WHAT TO DO: Lines with "screenshot": please show every one of them from the listing below.

INFORMATION PROVIDED:
★ ★ ★ ★
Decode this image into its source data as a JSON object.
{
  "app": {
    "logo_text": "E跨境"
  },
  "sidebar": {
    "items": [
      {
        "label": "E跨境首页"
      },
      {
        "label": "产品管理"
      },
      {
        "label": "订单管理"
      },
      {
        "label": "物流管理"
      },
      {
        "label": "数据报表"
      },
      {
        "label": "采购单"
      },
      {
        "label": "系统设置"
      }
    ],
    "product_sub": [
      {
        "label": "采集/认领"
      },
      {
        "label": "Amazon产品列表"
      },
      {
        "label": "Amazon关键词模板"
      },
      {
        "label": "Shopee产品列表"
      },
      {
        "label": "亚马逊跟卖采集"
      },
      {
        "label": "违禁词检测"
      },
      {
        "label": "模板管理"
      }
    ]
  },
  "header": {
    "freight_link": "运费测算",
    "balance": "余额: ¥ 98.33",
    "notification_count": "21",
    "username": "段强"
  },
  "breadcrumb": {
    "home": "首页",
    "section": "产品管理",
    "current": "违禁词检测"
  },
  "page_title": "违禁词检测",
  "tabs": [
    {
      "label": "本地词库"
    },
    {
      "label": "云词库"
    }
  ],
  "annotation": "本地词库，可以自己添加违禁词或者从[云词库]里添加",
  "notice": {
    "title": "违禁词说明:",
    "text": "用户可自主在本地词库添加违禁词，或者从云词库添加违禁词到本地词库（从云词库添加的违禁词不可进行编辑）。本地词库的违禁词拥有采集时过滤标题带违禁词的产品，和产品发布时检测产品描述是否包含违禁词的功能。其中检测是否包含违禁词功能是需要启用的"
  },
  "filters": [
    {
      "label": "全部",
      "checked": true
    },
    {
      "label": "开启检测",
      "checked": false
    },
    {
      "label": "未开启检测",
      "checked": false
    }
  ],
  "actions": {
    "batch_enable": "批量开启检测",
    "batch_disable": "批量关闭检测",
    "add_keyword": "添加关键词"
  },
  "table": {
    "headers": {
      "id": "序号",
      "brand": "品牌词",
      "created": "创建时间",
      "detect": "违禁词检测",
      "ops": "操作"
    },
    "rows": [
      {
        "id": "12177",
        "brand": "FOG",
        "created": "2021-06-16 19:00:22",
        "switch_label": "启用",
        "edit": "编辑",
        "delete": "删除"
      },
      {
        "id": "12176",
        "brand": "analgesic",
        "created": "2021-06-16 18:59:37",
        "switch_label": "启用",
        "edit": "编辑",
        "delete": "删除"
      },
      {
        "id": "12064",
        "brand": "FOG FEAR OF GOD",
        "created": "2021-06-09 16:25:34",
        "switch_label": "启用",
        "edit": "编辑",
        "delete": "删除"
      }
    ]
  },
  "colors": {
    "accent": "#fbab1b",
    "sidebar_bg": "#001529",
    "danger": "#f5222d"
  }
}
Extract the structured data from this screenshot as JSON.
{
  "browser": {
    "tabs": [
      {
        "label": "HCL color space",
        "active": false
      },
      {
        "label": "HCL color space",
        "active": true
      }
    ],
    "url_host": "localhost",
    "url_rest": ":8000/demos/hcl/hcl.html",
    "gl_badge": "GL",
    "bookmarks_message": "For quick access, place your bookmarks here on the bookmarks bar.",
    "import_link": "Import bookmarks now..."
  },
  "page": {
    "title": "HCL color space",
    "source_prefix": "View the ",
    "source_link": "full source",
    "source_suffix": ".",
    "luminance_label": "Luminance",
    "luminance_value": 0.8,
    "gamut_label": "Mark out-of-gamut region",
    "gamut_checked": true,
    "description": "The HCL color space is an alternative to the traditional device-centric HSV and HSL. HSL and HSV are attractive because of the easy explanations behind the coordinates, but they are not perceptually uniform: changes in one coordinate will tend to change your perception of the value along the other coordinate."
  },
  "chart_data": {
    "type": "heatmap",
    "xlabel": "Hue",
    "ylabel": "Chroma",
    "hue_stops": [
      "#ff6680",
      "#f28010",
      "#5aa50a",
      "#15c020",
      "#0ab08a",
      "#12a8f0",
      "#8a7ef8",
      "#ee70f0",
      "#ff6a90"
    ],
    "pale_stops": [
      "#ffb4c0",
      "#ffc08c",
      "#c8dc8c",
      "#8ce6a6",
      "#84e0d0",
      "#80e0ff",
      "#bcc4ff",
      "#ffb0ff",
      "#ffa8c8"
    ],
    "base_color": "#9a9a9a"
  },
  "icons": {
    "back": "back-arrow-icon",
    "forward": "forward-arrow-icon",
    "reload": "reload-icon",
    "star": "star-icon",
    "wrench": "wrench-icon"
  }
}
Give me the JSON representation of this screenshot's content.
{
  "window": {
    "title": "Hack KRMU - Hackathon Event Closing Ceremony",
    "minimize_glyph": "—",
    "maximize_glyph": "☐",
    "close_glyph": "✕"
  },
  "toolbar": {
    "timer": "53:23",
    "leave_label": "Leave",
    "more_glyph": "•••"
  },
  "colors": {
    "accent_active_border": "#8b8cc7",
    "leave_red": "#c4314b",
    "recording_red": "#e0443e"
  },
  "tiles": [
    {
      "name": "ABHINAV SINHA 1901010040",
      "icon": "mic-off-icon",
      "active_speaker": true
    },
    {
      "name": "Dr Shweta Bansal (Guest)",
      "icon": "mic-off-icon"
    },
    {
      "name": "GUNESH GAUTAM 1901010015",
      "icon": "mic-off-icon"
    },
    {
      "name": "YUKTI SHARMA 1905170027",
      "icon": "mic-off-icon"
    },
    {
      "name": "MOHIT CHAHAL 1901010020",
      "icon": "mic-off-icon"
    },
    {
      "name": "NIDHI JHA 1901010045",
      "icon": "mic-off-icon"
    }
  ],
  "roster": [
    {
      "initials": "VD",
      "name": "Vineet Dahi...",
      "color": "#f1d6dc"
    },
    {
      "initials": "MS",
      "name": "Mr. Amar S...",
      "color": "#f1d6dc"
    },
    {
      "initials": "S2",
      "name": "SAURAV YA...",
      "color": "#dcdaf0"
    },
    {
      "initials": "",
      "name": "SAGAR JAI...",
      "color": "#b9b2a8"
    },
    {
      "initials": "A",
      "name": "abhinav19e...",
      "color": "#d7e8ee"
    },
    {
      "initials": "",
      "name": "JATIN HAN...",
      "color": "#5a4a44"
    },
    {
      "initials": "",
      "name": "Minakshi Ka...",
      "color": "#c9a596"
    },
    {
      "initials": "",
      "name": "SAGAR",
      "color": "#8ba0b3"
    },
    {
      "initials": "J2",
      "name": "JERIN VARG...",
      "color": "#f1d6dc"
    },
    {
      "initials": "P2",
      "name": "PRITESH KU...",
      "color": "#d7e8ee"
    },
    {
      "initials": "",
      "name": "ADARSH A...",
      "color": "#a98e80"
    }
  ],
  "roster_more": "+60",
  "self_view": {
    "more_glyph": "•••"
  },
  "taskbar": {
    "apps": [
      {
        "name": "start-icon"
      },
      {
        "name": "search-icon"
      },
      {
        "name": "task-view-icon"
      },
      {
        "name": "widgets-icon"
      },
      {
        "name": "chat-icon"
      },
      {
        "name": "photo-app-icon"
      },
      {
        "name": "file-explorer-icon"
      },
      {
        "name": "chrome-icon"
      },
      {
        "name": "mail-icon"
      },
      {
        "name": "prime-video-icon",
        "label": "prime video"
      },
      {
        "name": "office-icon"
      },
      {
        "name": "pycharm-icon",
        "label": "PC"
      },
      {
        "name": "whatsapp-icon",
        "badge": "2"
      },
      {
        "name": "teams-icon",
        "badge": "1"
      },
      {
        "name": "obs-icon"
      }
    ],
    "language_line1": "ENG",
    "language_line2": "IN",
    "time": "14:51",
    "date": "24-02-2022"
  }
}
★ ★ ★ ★
TASK ANSWER:
Extract the structured data from this screenshot as JSON.
Give me the JSON representation of this screenshot's content.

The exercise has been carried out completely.